The challenges in making wafers are multifaceted – aside from new product shapes, we are challenged with continuously increasing production standards. Technology solutions work to not only solve them all but also to enable unlimited wafer-creativity.
Energy savings and enabling manufacturing facilities to go green are very much key for wafer producers, as they are in all fields of the baking industry. Global wafer expert HAAS identifies many aspects to challenges in this segment, not only related to product shapes, but to aspects transforming the industry entirely: lowering emissions, and energy consumption, fulfilling special execution requests according to internal standards, industry 4.0, and many more.
“The market for sweet wafer snacks is relatively saturated, which is why we are offering innovative new product ideas to inspire our customers,” HAAS said. “Consumers like variety and snacks with a playful side to them, so wafers in various shapes are always an interesting option, especially when it comes to seasonal varieties. We have already developed different wafer snacks in special shapes to accommodate fluctuating market needs,” the specialist added.
Preserving the integrity of the wafers throughout production is paramount for this product. “The way integrity of the wafers is ensured depends on the product,” HAAS said. “An important factor is determining the right batter recipe – our food technologists work with our customers to find the right recipe for their production line to ensure high-quality wafer sheets.”
Cutting wafers into shape should only result in the desired shape, and no material wasted and broken. After being discharged from the cooler, flat wafer blocks can be either cut individually or stacked to cut multiple blocks at the same time. HAAS explained: “The blocks are cut by pressing them through cutting frames arranged at 90-degree angles. By changing the cutting frame, we can easily cut new products on the same equipment.” After the cutting of the wafer book, it is even possible to precisely guide every individual product directly to the wrapper of the packaging machine.
With the free-shape cutter FF-AWDM, flat wafers can be cut into any desired shape, such as stars, letter, and animals, to name but a few. “Hollow wafers can be either cut or punched, depending on the product. We work closely with our customers to make their product dreams come true and to tailor their wafer lines to their specific needs,” added the equipment specialist.
Shapes, Shapes, Shapes
When the hot wafer sheet leaves the oven, it has to get in shape very quickly before it is cold. As soon it is cold the sugar crystalizes and the wafer sheet is not flexible anymore. “The process of shaping does take place very quickly. At the biggest WALTER plant JU C 20-306, five wafer sheets per second leave the oven and enter the rolling unit to get their conical form. For wafer cups, WALTER has a wafer bowl press and for wafer rolls, there is also a special tool. Our customers can produce different products with one oven just by changing the equipment for shaping,” Bartels explained for us.

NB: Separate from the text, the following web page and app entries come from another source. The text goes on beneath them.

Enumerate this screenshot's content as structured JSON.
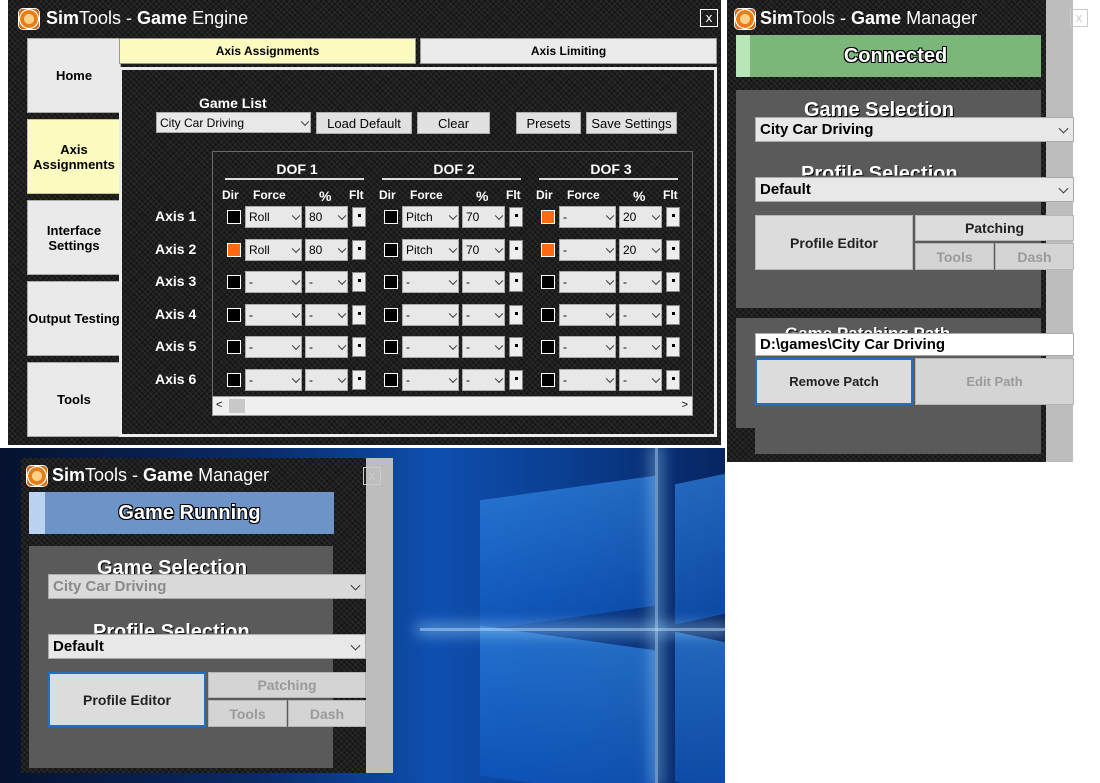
{
  "engine": {
    "title_brand": "Sim",
    "title_rest": "Tools - ",
    "title_bold": "Game",
    "title_tail": " Engine",
    "close": "x",
    "nav": [
      {
        "label": "Home"
      },
      {
        "label": "Axis Assignments"
      },
      {
        "label": "Interface Settings"
      },
      {
        "label": "Output Testing"
      },
      {
        "label": "Tools"
      }
    ],
    "tabs": {
      "assign": "Axis Assignments",
      "limit": "Axis Limiting"
    },
    "game_list_label": "Game List",
    "game_select": "City Car Driving",
    "buttons": {
      "load_default": "Load Default",
      "clear": "Clear",
      "presets": "Presets",
      "save": "Save Settings"
    },
    "dof_headers": [
      "DOF 1",
      "DOF 2",
      "DOF 3"
    ],
    "col_headers": {
      "dir": "Dir",
      "force": "Force",
      "pct": "%",
      "flt": "Flt"
    },
    "axes": [
      {
        "label": "Axis 1",
        "dof": [
          {
            "dir": false,
            "force": "Roll",
            "pct": "80"
          },
          {
            "dir": false,
            "force": "Pitch",
            "pct": "70"
          },
          {
            "dir": true,
            "force": "-",
            "pct": "20"
          }
        ]
      },
      {
        "label": "Axis 2",
        "dof": [
          {
            "dir": true,
            "force": "Roll",
            "pct": "80"
          },
          {
            "dir": false,
            "force": "Pitch",
            "pct": "70"
          },
          {
            "dir": true,
            "force": "-",
            "pct": "20"
          }
        ]
      },
      {
        "label": "Axis 3",
        "dof": [
          {
            "dir": false,
            "force": "-",
            "pct": "-"
          },
          {
            "dir": false,
            "force": "-",
            "pct": "-"
          },
          {
            "dir": false,
            "force": "-",
            "pct": "-"
          }
        ]
      },
      {
        "label": "Axis 4",
        "dof": [
          {
            "dir": false,
            "force": "-",
            "pct": "-"
          },
          {
            "dir": false,
            "force": "-",
            "pct": "-"
          },
          {
            "dir": false,
            "force": "-",
            "pct": "-"
          }
        ]
      },
      {
        "label": "Axis 5",
        "dof": [
          {
            "dir": false,
            "force": "-",
            "pct": "-"
          },
          {
            "dir": false,
            "force": "-",
            "pct": "-"
          },
          {
            "dir": false,
            "force": "-",
            "pct": "-"
          }
        ]
      },
      {
        "label": "Axis 6",
        "dof": [
          {
            "dir": false,
            "force": "-",
            "pct": "-"
          },
          {
            "dir": false,
            "force": "-",
            "pct": "-"
          },
          {
            "dir": false,
            "force": "-",
            "pct": "-"
          }
        ]
      }
    ],
    "scroll_left": "<",
    "scroll_right": ">"
  },
  "manager1": {
    "title_brand": "Sim",
    "title_rest": "Tools - ",
    "title_bold": "Game",
    "title_tail": " Manager",
    "close": "x",
    "status": "Connected",
    "game_selection_label": "Game Selection",
    "game_select": "City Car Driving",
    "profile_selection_label": "Profile Selection",
    "profile_select": "Default",
    "profile_editor": "Profile Editor",
    "patching": "Patching",
    "tools": "Tools",
    "dash": "Dash",
    "patch_label": "Game Patching Path",
    "path": "D:\\games\\City Car Driving",
    "remove_patch": "Remove Patch",
    "edit_path": "Edit Path"
  },
  "manager2": {
    "title_brand": "Sim",
    "title_rest": "Tools - ",
    "title_bold": "Game",
    "title_tail": " Manager",
    "close": "x",
    "status": "Game Running",
    "game_selection_label": "Game Selection",
    "game_select": "City Car Driving",
    "profile_selection_label": "Profile Selection",
    "profile_select": "Default",
    "profile_editor": "Profile Editor",
    "patching": "Patching",
    "tools": "Tools",
    "dash": "Dash"
  },
  "colors": {
    "active_tab": "#fbfbc0",
    "dir_on": "#ff6a13",
    "connected": "#7bb77b",
    "running": "#6d93c7"
  }
}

“Due to the added sugar the sugar wafers are very solid. Furthermore the transfer from one unit to another is very smooth and all units are synchronized. The wafers are perfectly guided to the stacking belt where the packaging takes place,” WALTER says.
The baking plates for all flat and almost all hollow wafers can be cleaned with a laser cleaning unit. Cleaning the baking plates with a laser is a very clean process: it cleans gentler and much faster than dry ice, more reliably than a brush and environmentally friendlier than chemicals. There is no need for additional clean-up and no residue remains.
“We are currently working on product innovations such as savory wafer snacks. Using local ingredients such as buckwheat in Europe, quinoa in South America, chick peas in Asia, millet in Africa, oats in Australia and corn in America, we also cater to special nutritional needs such as gluten-free or protein-rich requirements,” HAAS adds.
You can read additional information in our print magazine European Baker & Biscuit (Sept/Oct 2018)!